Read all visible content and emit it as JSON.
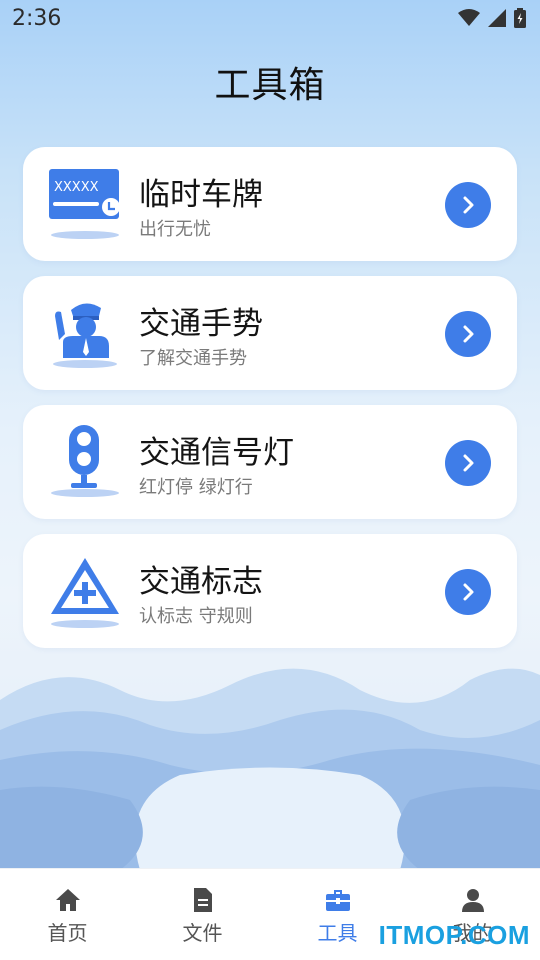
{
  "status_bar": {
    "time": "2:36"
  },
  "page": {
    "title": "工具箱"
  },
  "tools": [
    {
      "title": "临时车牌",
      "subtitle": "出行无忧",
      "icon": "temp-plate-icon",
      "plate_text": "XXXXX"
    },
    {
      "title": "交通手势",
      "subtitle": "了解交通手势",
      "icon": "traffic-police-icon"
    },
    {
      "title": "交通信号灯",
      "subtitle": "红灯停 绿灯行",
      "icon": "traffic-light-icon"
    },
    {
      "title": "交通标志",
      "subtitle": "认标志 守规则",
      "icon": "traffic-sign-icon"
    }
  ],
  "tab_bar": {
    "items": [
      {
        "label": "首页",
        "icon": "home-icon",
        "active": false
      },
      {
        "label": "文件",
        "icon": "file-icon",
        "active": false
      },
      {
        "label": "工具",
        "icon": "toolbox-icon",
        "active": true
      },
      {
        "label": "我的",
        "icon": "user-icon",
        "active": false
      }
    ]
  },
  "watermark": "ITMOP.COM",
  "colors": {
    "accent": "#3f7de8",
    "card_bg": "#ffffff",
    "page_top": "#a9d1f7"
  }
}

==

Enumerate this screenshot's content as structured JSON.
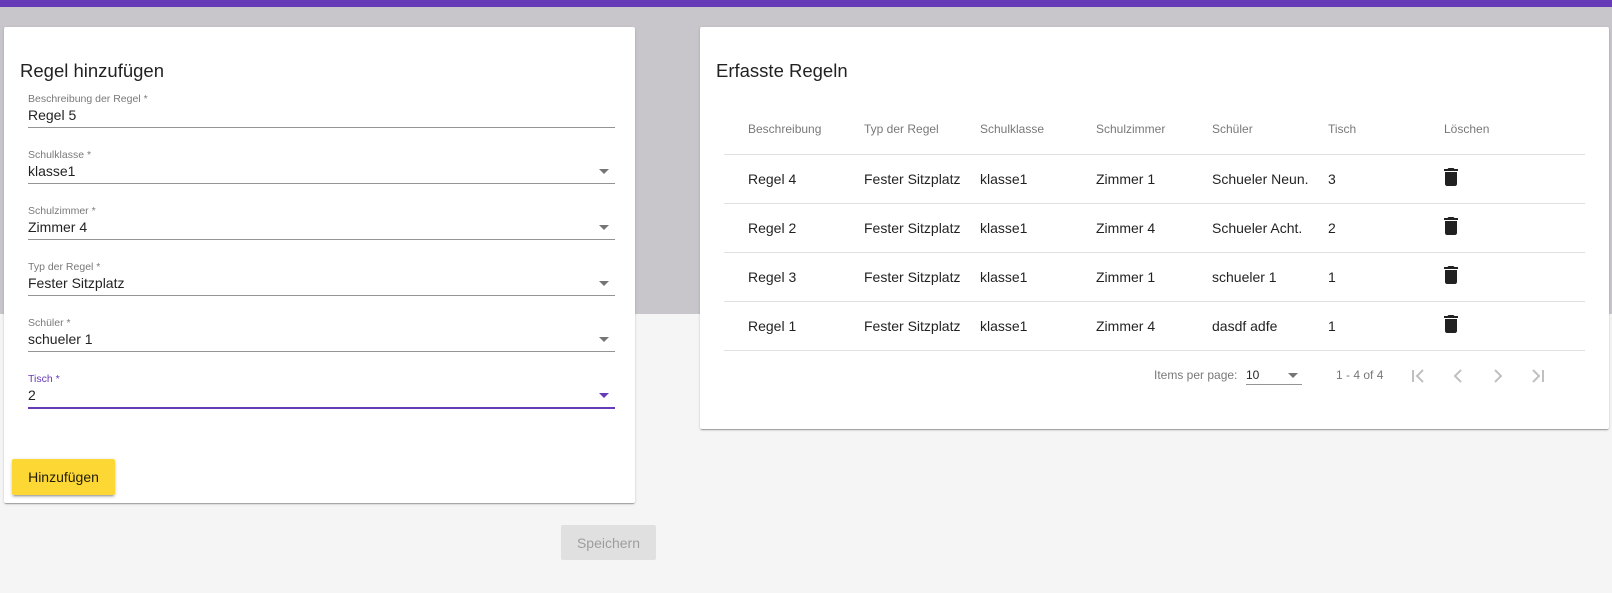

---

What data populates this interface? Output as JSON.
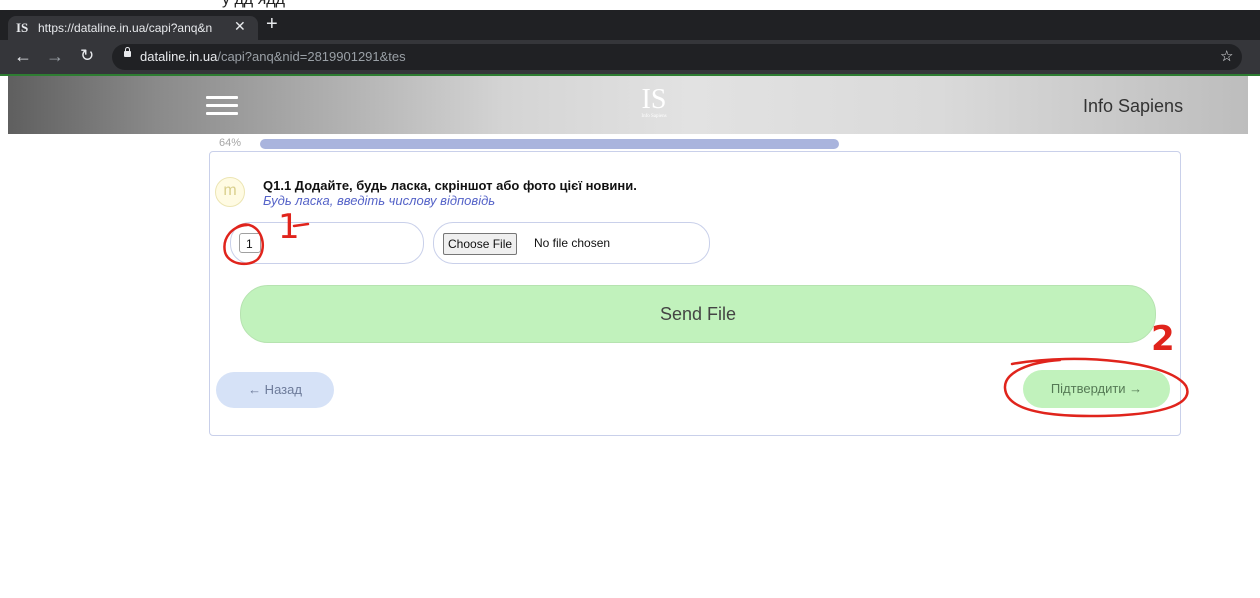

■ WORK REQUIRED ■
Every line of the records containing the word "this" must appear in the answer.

■ ANSWER SPACE ■
Enumerate this screenshot's content as structured JSON.
What data populates this interface? Output as JSON.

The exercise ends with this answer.